What the exercise asks
Each line below with the word "README" needs to be copied.

Data records for software interfaces
━━━━

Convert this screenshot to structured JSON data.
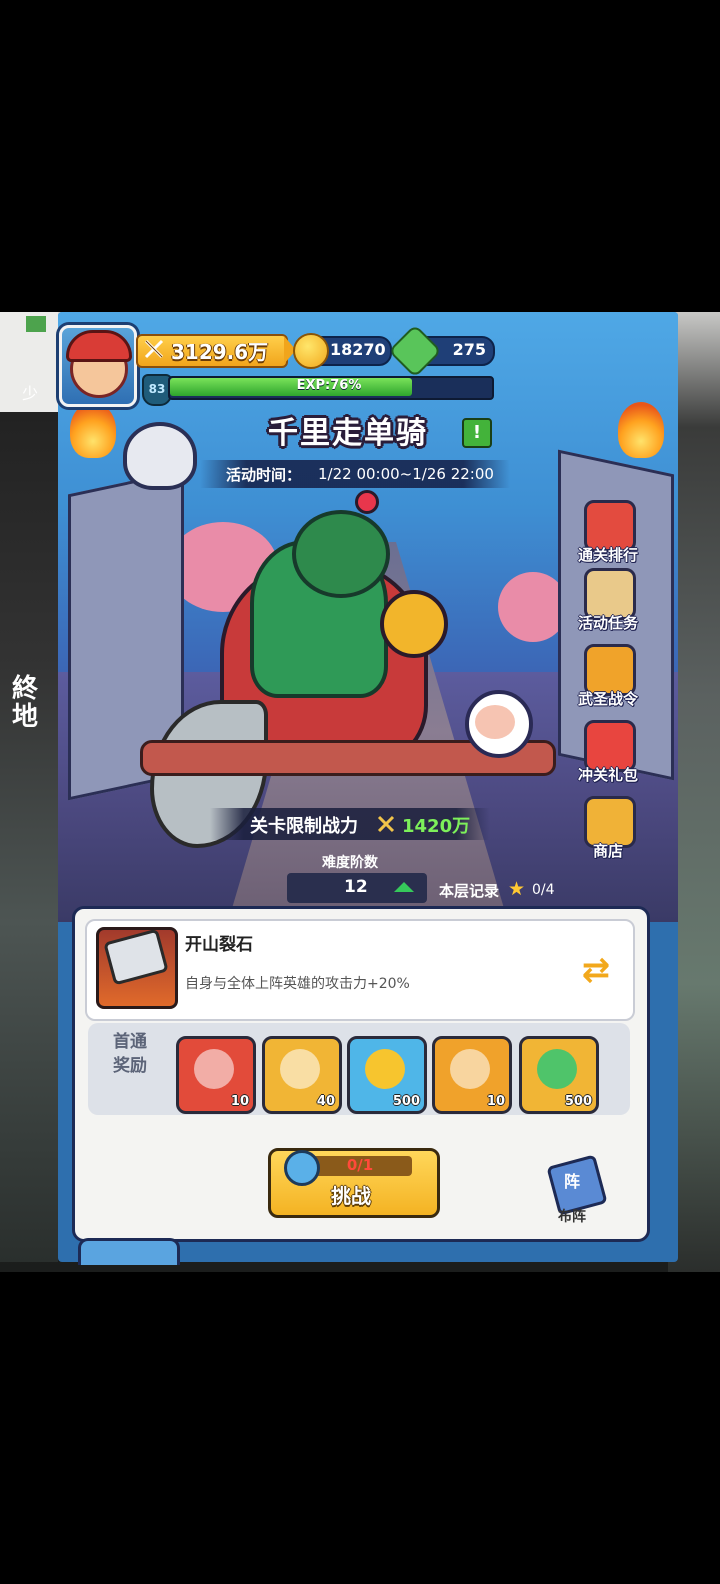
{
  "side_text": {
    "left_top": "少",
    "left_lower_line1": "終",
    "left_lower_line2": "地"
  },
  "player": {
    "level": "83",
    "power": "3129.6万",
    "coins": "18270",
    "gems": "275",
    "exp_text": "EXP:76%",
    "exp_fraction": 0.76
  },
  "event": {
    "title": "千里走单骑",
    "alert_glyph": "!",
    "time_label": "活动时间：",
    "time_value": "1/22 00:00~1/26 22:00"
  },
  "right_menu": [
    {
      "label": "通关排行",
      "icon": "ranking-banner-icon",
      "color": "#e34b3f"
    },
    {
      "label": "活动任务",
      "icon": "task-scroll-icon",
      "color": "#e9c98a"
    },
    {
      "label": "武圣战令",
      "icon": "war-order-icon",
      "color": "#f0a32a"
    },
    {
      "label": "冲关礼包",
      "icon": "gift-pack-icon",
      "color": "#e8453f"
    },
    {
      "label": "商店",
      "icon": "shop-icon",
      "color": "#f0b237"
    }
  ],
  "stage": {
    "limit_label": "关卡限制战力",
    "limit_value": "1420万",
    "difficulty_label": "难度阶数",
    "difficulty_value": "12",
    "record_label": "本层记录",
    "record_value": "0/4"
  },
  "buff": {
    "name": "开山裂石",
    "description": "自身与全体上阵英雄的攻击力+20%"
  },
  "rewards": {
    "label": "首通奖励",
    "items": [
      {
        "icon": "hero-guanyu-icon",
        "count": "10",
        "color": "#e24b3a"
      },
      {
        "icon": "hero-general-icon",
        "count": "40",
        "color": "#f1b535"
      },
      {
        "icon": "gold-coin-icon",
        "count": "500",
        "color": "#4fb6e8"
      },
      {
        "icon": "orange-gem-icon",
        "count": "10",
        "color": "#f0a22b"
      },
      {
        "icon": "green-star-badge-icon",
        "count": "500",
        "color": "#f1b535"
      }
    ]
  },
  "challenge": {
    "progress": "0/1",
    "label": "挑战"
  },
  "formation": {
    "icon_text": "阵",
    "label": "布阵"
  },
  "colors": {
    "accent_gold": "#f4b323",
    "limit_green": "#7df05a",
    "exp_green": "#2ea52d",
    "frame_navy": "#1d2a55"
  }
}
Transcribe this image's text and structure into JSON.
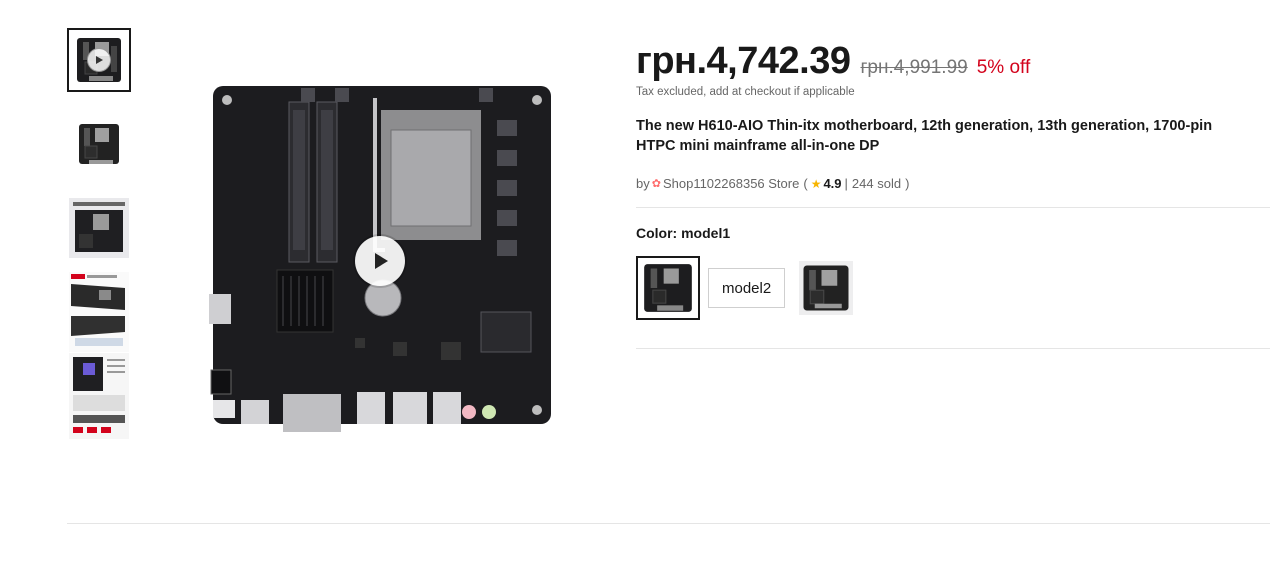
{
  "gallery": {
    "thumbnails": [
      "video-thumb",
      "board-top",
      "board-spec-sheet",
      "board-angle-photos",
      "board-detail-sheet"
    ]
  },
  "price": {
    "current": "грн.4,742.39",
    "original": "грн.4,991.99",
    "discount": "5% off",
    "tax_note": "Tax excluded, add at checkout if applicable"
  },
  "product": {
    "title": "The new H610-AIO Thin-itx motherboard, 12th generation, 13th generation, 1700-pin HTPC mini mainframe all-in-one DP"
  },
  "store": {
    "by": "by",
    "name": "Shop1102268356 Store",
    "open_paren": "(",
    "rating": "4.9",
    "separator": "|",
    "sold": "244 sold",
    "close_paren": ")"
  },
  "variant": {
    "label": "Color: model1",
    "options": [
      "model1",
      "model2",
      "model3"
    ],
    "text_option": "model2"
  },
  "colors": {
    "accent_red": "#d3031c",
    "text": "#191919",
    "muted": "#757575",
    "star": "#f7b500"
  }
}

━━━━

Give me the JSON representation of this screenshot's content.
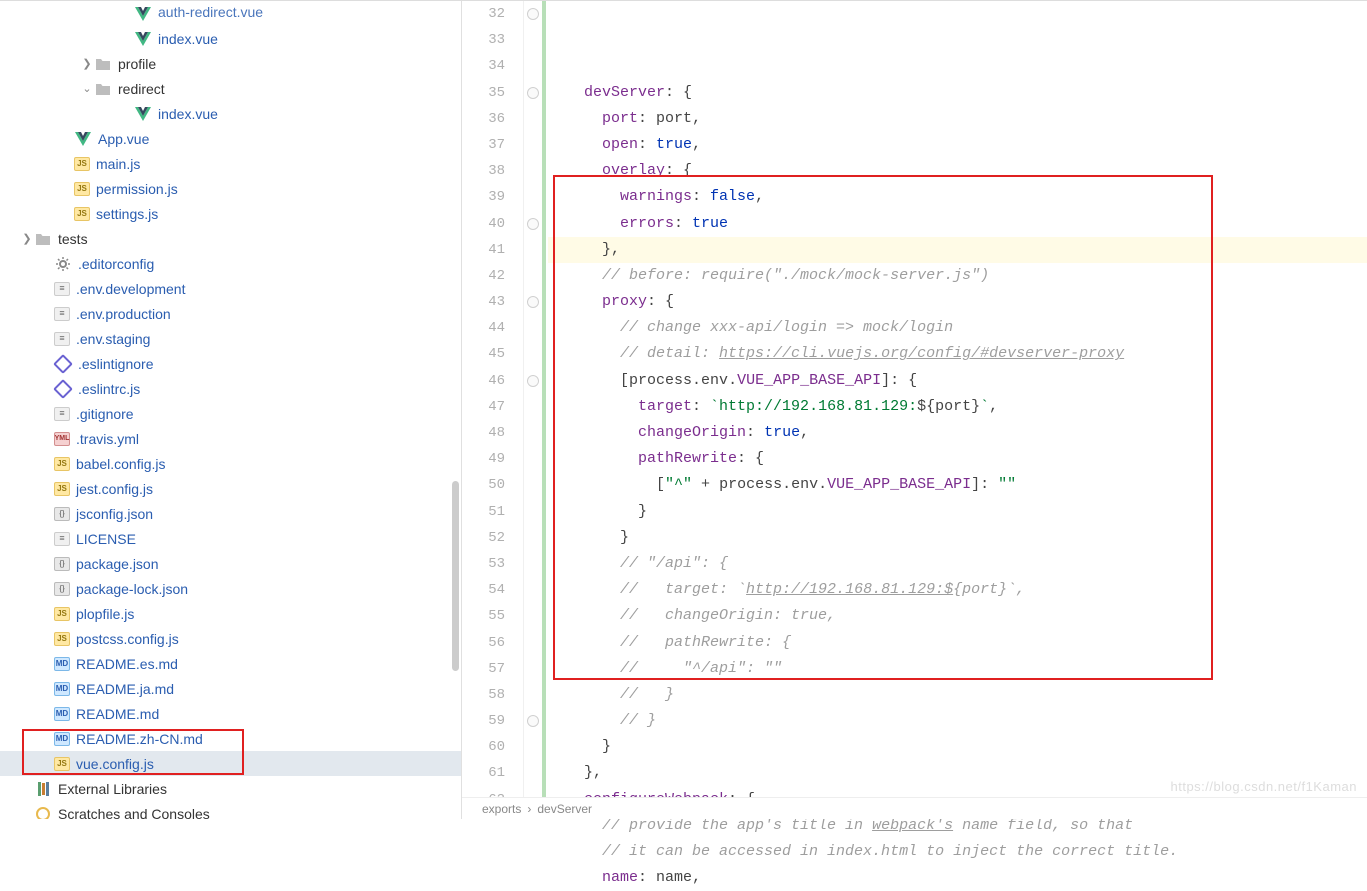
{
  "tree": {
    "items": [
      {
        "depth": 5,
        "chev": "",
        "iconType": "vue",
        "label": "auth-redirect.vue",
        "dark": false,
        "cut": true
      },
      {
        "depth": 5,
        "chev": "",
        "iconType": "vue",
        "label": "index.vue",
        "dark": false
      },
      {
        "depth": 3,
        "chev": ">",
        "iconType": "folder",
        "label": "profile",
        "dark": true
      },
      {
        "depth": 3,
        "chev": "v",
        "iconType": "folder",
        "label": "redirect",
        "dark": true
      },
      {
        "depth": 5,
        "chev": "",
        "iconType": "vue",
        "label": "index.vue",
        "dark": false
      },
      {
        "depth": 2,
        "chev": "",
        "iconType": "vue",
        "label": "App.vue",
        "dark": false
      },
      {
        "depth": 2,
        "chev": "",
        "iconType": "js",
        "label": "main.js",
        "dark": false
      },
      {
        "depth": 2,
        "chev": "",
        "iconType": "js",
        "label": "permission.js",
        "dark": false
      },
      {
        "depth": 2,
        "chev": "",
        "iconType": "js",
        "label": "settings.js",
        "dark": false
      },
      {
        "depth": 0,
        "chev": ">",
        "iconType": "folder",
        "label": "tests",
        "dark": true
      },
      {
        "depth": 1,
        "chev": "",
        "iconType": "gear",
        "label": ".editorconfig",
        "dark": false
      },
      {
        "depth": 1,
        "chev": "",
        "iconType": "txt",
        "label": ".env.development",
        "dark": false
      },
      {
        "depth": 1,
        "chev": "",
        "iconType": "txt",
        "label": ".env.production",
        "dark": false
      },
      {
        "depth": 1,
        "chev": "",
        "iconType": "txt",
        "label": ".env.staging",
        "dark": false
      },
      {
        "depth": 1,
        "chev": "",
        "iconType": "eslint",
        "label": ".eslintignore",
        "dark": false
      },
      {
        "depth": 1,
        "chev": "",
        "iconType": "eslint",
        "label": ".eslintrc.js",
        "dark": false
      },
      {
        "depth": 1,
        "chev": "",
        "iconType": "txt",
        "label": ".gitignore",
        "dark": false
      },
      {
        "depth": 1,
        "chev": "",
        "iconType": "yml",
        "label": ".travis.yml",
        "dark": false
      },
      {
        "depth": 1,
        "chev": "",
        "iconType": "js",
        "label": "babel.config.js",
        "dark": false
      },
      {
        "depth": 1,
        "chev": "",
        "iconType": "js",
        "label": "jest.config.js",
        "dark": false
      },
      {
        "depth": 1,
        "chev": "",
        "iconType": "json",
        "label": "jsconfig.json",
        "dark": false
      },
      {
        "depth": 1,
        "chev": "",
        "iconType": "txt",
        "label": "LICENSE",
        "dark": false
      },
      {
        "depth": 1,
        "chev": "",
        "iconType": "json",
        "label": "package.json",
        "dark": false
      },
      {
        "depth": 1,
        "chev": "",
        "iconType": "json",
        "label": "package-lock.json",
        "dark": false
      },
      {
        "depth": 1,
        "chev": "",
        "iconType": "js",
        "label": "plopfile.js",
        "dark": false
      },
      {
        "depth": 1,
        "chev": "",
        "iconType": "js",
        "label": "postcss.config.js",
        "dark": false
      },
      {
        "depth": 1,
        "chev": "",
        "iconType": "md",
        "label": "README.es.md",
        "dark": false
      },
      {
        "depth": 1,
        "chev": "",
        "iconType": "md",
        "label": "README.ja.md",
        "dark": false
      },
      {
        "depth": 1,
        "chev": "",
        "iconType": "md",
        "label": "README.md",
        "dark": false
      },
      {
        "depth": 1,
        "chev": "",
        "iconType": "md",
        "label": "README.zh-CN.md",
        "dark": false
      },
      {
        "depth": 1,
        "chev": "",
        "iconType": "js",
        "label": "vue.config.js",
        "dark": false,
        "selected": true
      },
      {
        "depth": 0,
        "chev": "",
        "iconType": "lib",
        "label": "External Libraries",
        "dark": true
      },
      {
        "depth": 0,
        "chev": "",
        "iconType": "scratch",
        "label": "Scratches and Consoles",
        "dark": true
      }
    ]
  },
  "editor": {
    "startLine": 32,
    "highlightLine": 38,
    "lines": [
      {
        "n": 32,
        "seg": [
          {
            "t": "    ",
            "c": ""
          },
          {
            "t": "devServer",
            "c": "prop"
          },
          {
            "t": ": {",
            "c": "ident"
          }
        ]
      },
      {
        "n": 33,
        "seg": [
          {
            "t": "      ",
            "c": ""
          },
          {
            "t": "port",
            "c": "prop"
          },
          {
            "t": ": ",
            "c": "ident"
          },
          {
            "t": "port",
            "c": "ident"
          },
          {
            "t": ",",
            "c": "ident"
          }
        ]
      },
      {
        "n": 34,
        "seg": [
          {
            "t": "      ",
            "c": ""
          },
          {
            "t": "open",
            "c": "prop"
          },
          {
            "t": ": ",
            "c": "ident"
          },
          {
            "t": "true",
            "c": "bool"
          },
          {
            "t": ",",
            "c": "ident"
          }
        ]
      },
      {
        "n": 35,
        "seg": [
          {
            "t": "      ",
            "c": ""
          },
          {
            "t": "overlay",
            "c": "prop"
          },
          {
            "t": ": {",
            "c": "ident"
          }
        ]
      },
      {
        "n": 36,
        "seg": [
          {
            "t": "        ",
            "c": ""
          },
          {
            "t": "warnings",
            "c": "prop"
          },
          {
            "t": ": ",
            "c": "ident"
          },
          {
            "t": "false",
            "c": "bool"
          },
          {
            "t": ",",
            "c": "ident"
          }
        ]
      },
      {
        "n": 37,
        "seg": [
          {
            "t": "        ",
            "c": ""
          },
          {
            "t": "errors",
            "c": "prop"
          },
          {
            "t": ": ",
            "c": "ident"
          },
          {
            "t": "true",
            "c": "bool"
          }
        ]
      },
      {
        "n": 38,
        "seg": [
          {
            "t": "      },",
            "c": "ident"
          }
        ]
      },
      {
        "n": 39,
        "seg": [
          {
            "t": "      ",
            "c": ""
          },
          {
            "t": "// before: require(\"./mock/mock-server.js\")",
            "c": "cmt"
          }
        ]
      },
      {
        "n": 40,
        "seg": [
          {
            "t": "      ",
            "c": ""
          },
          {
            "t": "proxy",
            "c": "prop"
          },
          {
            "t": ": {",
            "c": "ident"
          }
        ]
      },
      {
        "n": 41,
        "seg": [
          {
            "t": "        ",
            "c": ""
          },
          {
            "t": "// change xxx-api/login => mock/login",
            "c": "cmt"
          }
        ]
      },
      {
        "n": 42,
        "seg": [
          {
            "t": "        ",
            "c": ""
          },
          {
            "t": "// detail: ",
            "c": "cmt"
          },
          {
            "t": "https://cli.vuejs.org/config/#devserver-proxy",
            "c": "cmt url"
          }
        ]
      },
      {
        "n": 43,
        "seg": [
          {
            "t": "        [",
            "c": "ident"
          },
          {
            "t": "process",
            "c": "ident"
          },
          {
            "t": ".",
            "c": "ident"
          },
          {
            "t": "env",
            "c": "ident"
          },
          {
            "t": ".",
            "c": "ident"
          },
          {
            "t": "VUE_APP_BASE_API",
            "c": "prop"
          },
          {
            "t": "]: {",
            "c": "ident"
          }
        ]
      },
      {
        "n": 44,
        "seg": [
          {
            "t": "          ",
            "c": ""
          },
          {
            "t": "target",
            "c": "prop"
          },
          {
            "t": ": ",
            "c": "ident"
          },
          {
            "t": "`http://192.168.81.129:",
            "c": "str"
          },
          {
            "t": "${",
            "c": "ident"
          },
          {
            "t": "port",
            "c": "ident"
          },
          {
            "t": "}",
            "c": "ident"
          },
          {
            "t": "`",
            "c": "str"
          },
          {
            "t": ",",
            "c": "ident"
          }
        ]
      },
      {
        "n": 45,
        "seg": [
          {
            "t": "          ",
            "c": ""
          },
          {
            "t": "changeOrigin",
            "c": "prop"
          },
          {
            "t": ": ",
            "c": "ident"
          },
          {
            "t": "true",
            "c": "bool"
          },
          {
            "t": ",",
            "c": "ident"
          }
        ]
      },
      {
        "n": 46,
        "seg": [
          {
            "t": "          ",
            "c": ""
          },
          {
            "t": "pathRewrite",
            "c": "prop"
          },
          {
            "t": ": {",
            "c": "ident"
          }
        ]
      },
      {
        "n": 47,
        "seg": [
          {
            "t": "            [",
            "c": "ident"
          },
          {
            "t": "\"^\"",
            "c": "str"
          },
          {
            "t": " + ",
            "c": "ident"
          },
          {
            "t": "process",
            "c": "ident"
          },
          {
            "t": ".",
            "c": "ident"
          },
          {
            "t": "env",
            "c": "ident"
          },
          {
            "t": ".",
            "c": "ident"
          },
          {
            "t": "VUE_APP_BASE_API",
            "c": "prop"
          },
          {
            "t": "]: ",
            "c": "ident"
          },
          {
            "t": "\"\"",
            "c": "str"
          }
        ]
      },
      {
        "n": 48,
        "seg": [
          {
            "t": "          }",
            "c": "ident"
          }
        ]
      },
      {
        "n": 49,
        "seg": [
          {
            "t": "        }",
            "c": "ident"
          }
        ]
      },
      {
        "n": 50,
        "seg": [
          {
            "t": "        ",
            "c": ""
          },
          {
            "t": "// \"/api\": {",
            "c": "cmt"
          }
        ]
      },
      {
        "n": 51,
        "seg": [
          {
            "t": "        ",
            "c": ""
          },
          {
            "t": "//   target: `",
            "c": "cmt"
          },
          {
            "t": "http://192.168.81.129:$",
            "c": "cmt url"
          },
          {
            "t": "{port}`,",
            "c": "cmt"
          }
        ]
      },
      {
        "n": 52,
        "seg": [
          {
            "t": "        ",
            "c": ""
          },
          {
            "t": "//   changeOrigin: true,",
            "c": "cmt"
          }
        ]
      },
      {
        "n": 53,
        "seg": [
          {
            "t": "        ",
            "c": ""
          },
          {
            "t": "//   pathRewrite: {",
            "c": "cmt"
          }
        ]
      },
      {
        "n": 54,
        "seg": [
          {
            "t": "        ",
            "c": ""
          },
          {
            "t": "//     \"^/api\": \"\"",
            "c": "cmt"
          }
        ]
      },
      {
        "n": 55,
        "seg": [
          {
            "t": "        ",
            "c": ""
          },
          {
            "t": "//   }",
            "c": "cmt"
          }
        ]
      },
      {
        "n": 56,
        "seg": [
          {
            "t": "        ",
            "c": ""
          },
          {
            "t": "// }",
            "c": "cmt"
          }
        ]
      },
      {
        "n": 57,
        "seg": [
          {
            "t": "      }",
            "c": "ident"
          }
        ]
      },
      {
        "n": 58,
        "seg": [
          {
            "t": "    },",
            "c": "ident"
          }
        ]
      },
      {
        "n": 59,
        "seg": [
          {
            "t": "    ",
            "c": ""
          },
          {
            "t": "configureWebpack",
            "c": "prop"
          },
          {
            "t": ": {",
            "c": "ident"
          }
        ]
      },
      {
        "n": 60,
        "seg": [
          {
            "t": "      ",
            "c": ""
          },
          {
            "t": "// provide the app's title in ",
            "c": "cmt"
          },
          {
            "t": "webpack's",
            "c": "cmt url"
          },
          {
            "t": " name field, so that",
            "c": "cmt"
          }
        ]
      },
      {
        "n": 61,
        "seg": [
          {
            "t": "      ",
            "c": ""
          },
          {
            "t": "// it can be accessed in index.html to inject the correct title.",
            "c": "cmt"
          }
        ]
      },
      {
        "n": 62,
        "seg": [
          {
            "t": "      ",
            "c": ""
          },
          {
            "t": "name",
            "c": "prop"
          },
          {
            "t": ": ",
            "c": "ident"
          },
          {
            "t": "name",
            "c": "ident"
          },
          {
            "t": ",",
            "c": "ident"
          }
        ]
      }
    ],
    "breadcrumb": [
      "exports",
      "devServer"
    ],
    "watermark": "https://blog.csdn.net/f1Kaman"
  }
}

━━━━

Task solution
        "label": "README.es.md",
        "label": "README.ja.md",
        "label": "README.md",
        "label": "README.zh-CN.md",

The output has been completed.